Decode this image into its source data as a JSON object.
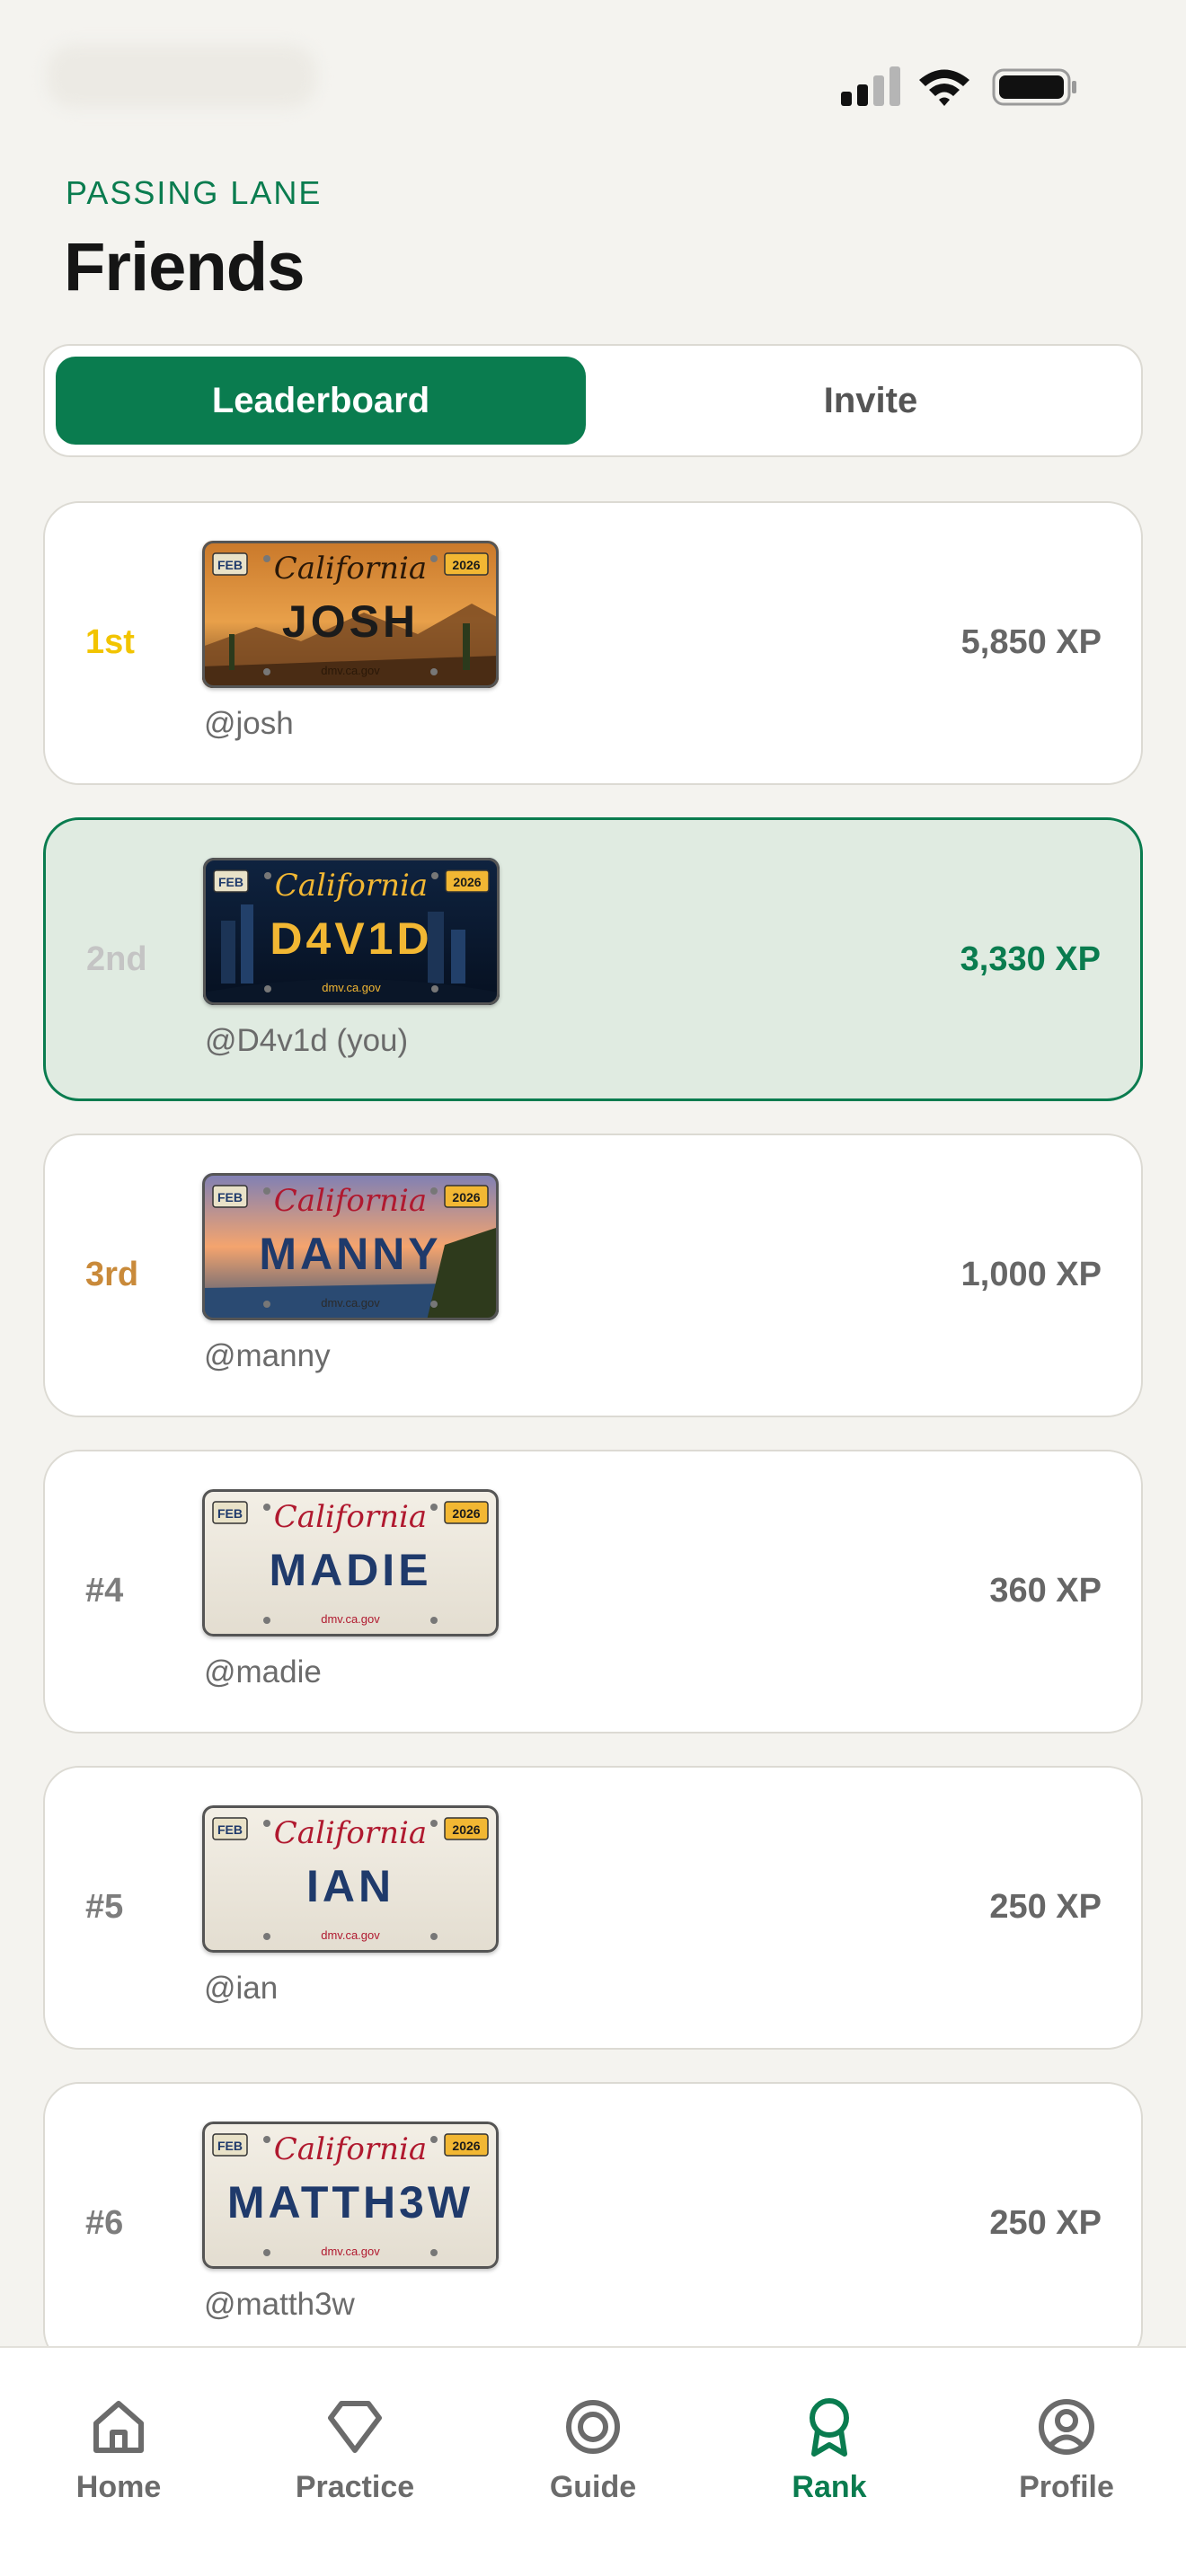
{
  "header": {
    "eyebrow": "PASSING LANE",
    "title": "Friends"
  },
  "tabs": {
    "leaderboard": "Leaderboard",
    "invite": "Invite",
    "active": "leaderboard"
  },
  "plate": {
    "state": "California",
    "month": "FEB",
    "year": "2026",
    "site": "dmv.ca.gov"
  },
  "leaderboard": [
    {
      "rank": "1st",
      "plate": "JOSH",
      "handle": "@josh",
      "xp": "5,850 XP",
      "theme": "desert"
    },
    {
      "rank": "2nd",
      "plate": "D4V1D",
      "handle": "@D4v1d (you)",
      "xp": "3,330 XP",
      "theme": "night"
    },
    {
      "rank": "3rd",
      "plate": "MANNY",
      "handle": "@manny",
      "xp": "1,000 XP",
      "theme": "sunset"
    },
    {
      "rank": "#4",
      "plate": "MADIE",
      "handle": "@madie",
      "xp": "360 XP",
      "theme": "classic"
    },
    {
      "rank": "#5",
      "plate": "IAN",
      "handle": "@ian",
      "xp": "250 XP",
      "theme": "classic"
    },
    {
      "rank": "#6",
      "plate": "MATTH3W",
      "handle": "@matth3w",
      "xp": "250 XP",
      "theme": "classic"
    }
  ],
  "nav": {
    "home": "Home",
    "practice": "Practice",
    "guide": "Guide",
    "rank": "Rank",
    "profile": "Profile",
    "active": "rank"
  },
  "colors": {
    "brand": "#0a7c4f",
    "gold": "#f2c400",
    "silver": "#c4c4c4",
    "bronze": "#c98a3a",
    "plate_text_blue": "#1f3a6b",
    "plate_script_red": "#b0192f"
  },
  "icons": {
    "status": [
      "cellular-signal-icon",
      "wifi-icon",
      "battery-icon"
    ],
    "nav": [
      "house-icon",
      "diamond-icon",
      "target-icon",
      "award-ribbon-icon",
      "user-circle-icon"
    ]
  }
}
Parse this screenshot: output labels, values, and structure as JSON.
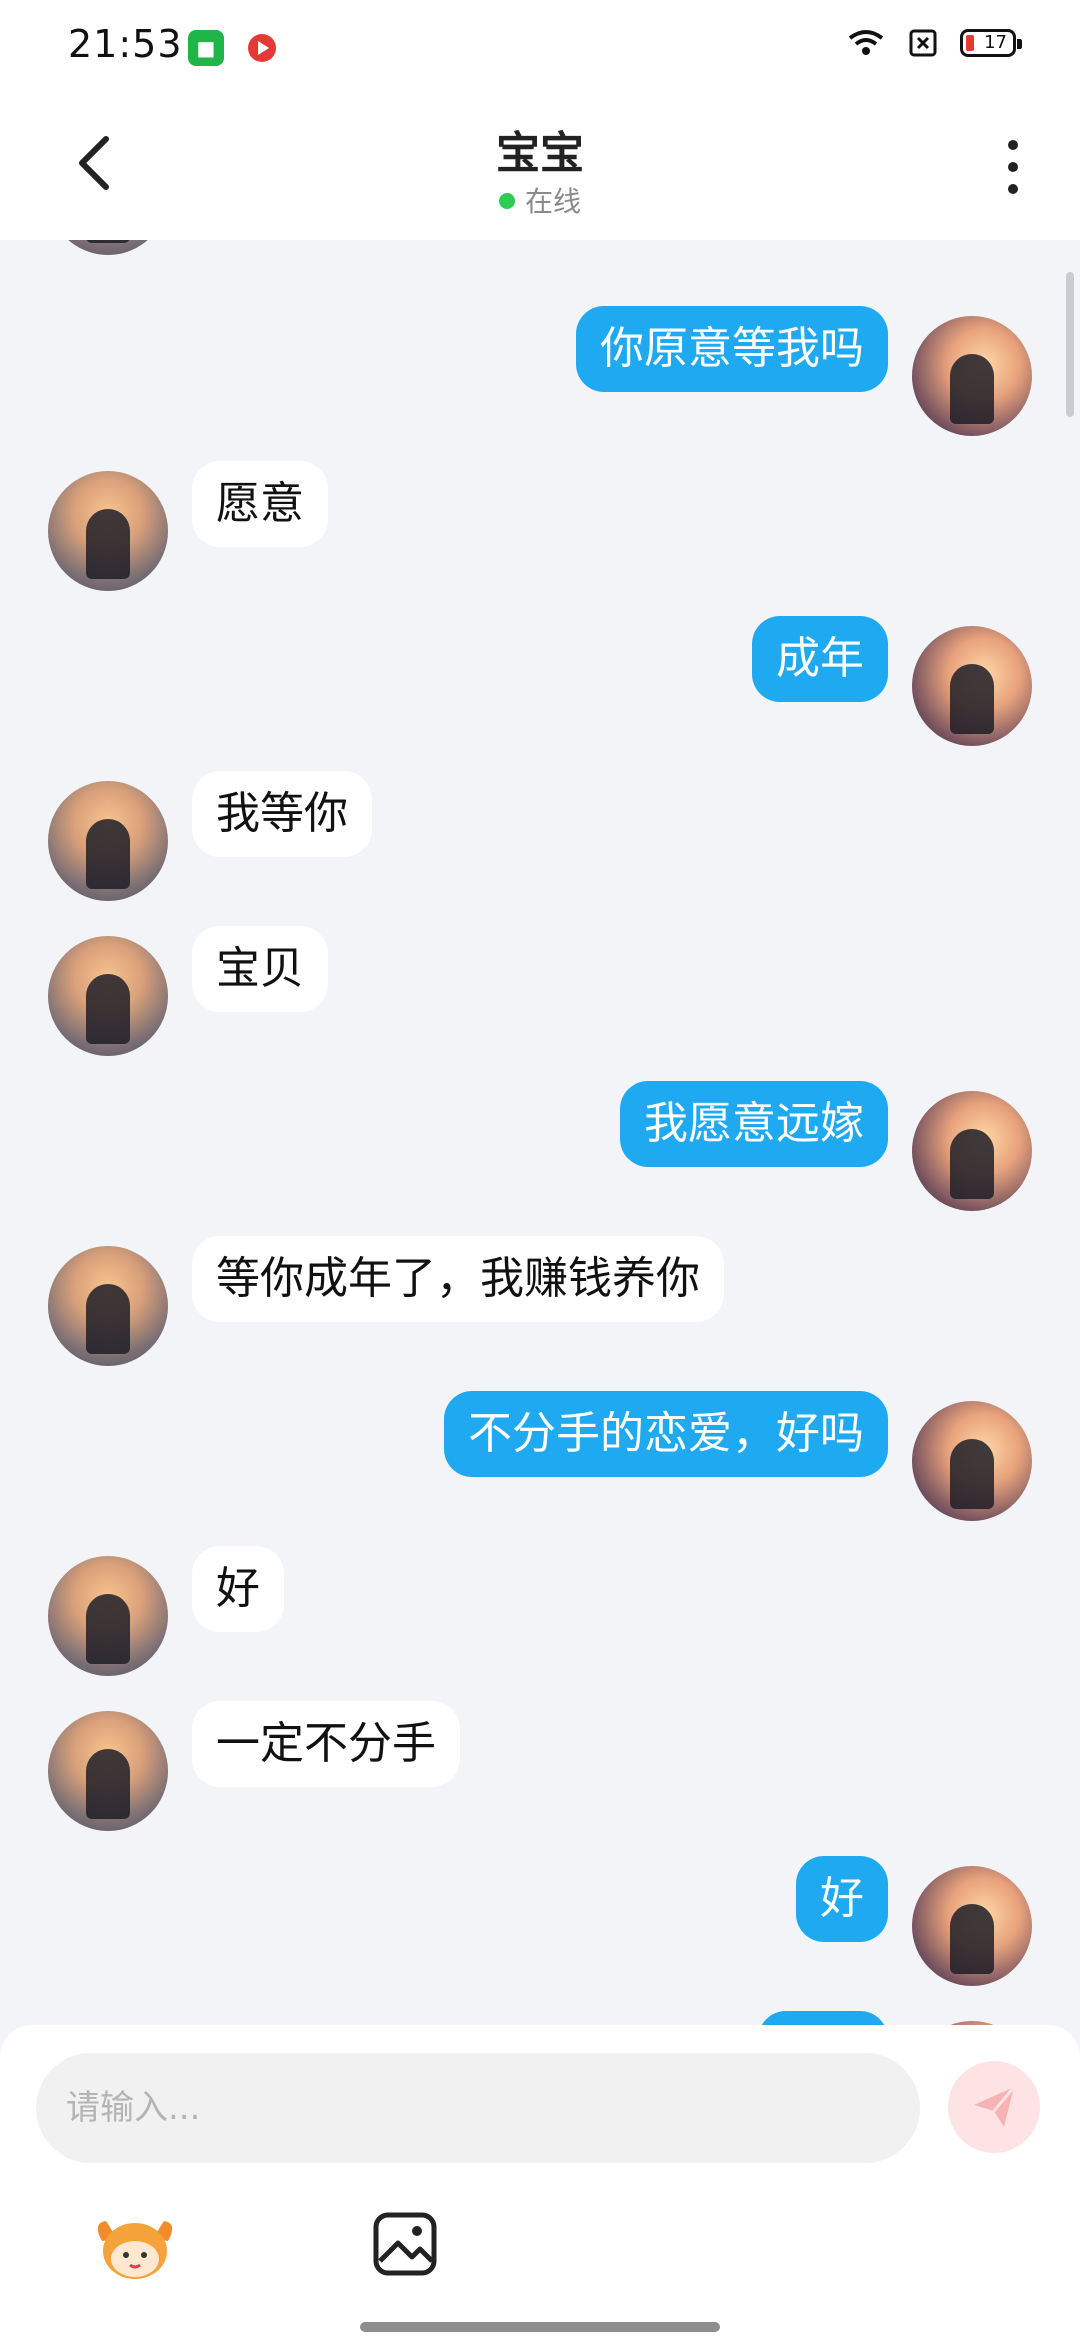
{
  "status_bar": {
    "time": "21:53",
    "battery": "17"
  },
  "header": {
    "title": "宝宝",
    "presence": "在线"
  },
  "messages": [
    {
      "from": "self",
      "text": "你原意等我吗"
    },
    {
      "from": "other",
      "text": "愿意"
    },
    {
      "from": "self",
      "text": "成年"
    },
    {
      "from": "other",
      "text": "我等你"
    },
    {
      "from": "other",
      "text": "宝贝"
    },
    {
      "from": "self",
      "text": "我愿意远嫁"
    },
    {
      "from": "other",
      "text": "等你成年了，我赚钱养你"
    },
    {
      "from": "self",
      "text": "不分手的恋爱，好吗"
    },
    {
      "from": "other",
      "text": "好"
    },
    {
      "from": "other",
      "text": "一定不分手"
    },
    {
      "from": "self",
      "text": "好"
    }
  ],
  "composer": {
    "placeholder": "请输入..."
  },
  "colors": {
    "self_bubble": "#1fa9f0",
    "other_bubble": "#ffffff",
    "background": "#f2f4f8",
    "online_dot": "#2ecc52"
  }
}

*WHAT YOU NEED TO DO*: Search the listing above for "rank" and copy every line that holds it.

*THE ANSWER*:
      "rank": "1st",
      "rank": "2nd",
      "rank": "3rd",
      "rank": "#4",
      "rank": "#5",
      "rank": "#6",
    "rank": "Rank",
    "active": "rank"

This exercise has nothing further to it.